Review: The Testament of Mary (Soulpepper)

The Testament of MarySoulpepper’s The Testament of Mary is thoroughly satisfying, now playing in Toronto

Soulpepper’s production of Colm Toibin’s The Testament of Mary opened on Tuesday evening. It’s a one-person show starring Nancy Palk. I can’t stop thinking about it.

Although tour de force isn’t an expression I’d normally use, it’s what the couple leaving ahead of us said about the performance, and I agree. It was amazing. My friend Elaine and I were talking about it afterward and couldn’t really find a better description.

The ‘Mary’ in the title is the mother of Jesus, and her testament is the story of what happened and what she witnessed in the days before and after his death. This is not “Gentle Mary, meek and mild”; this is a flesh and blood woman sharing her memories. She’s sad, angry, afraid, resigned, strong, and weak. Her memories are like anyone’s memories: some happy, some sad, some frightening.

Exiled and alone except for visits from two of the disciples, she wants to tell her story: a story she’s never told anyone, a story that’s very different than the one that the disciples are writing.

Palk is wonderful as Mary. There’s a maturity about her that’s compelling. She owns the stage, sometimes sitting, sometimes standing, sometimes moving from place to place. It’s easy to believe that she’s a mother telling a difficult story, and telling it as calmly as she can.

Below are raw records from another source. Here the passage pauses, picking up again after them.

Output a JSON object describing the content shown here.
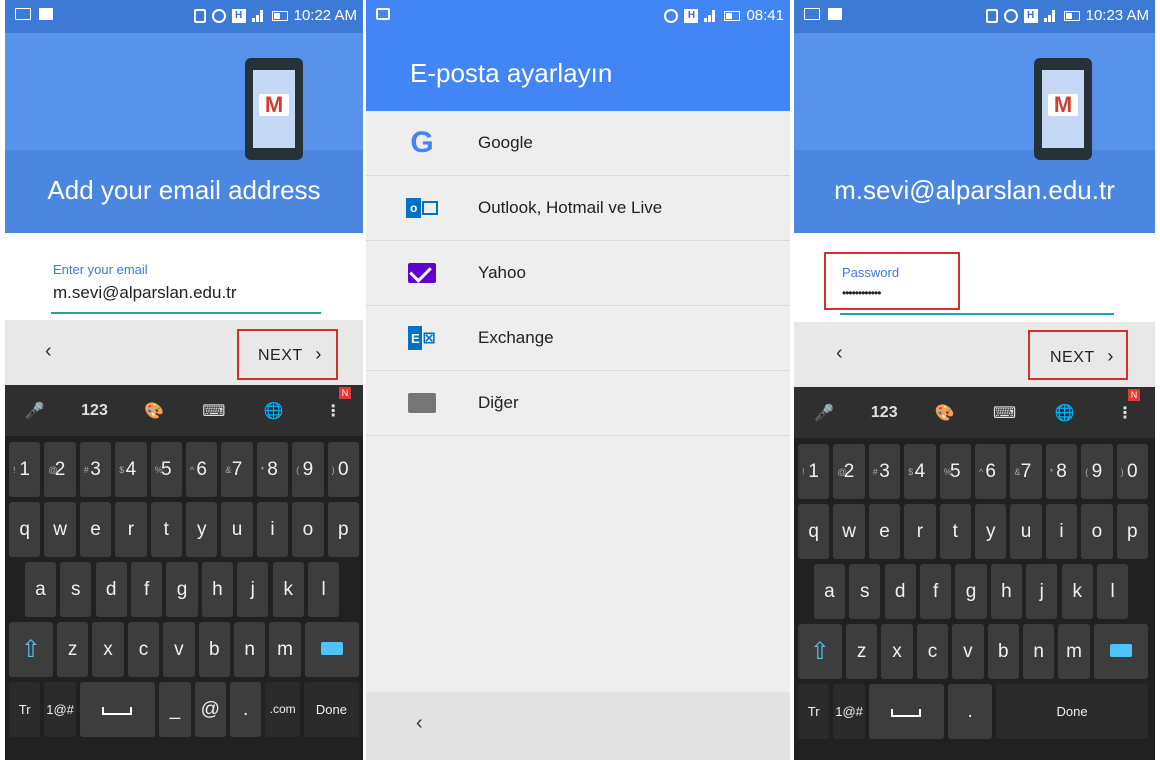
{
  "panel1": {
    "status": {
      "time": "10:22 AM"
    },
    "header_title": "Add your email address",
    "email_label": "Enter your email",
    "email_value": "m.sevi@alparslan.edu.tr",
    "back": "‹",
    "next": "NEXT",
    "next_arrow": "›"
  },
  "panel2": {
    "status": {
      "time": "08:41"
    },
    "title": "E-posta ayarlayın",
    "providers": [
      {
        "name": "Google",
        "icon": "google-icon"
      },
      {
        "name": "Outlook, Hotmail ve Live",
        "icon": "outlook-icon"
      },
      {
        "name": "Yahoo",
        "icon": "yahoo-mail-icon"
      },
      {
        "name": "Exchange",
        "icon": "exchange-icon"
      },
      {
        "name": "Diğer",
        "icon": "mail-icon"
      }
    ],
    "back": "‹"
  },
  "panel3": {
    "status": {
      "time": "10:23 AM"
    },
    "header_title": "m.sevi@alparslan.edu.tr",
    "password_label": "Password",
    "password_value": "••••••••••••",
    "back": "‹",
    "next": "NEXT",
    "next_arrow": "›"
  },
  "keyboard": {
    "toolbar": [
      "mic-icon",
      "123",
      "palette-icon",
      "keyboard-icon",
      "globe-icon",
      "more-icon"
    ],
    "toolbar_123": "123",
    "badge": "N",
    "row1": [
      "1",
      "2",
      "3",
      "4",
      "5",
      "6",
      "7",
      "8",
      "9",
      "0"
    ],
    "row1_sub": [
      "!",
      "@",
      "#",
      "$",
      "%",
      "^",
      "&",
      "*",
      "(",
      ")"
    ],
    "row2": [
      "q",
      "w",
      "e",
      "r",
      "t",
      "y",
      "u",
      "i",
      "o",
      "p"
    ],
    "row3": [
      "a",
      "s",
      "d",
      "f",
      "g",
      "h",
      "j",
      "k",
      "l"
    ],
    "row4": [
      "z",
      "x",
      "c",
      "v",
      "b",
      "n",
      "m"
    ],
    "tr": "Tr",
    "sym": "1@#",
    "at": "@",
    "dotcom": ".com",
    "done": "Done",
    "comma": ",",
    "dot": "."
  },
  "colors": {
    "header_blue": "#4b86e0",
    "accent_teal": "#1fa3a3",
    "highlight_red": "#d32f2f",
    "material_blue": "#4285f4"
  }
}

I really liked the absence of hysteria and histrionics in her performance.

There’s an air of plainness about the production overall that I found very appealing. Lorenzo Savoini’s set and lighting match the mood of the play. It’s a big stage, but Savoini has contained it using a few wooden tables and chairs. There are (battery) pillar candles set around the stage and in niches of the theatre walls. Sudden light in an open doorway suggests the arrival of the disciples.

Gillian Gallow has designed a simple costume for Palk: a long sleeved dress that touches the floor, a plain headscarf, and a woven woolen shawl, all in very natural, subdued tones. It’s beautiful.

I also liked Richard Feren’s music. Sometimes I didn’t notice it but when I did, it felt appropriate to the moment. Adding a heartbeat behind the music to heighten the drama was very effective.

You can tell that director Aaron Willis and Palk have worked closely together to develop the play. Everything works so well.

Obviously, Toibin’s play is fiction. It’s an alternative to the biblical version, but it’s an alternative that I like. Mary seems like a real woman, a real mother. She dismisses the disciples as misfits. She talks about how boring they were, how she had to escape to the kitchen or the garden whenever they came to the house. Her version of the crucifixion is grittier than the version I grew up with.

It seems to me that the play wouldn’t resonate with people who don’t know the story from the Bible. I think you need the comparison. I could be wrong though. Maybe it would stand on its own.

I highly recommend The Testament of Mary. I really loved it. It was a very satisfying piece of theatre: it’s a great script, Palk is fabulous as Mary, and all of the elements – sound, lighting, set and costumes – worked perfectly to support the production.


Photo of Nancy Palk by Cylla von Tiedemann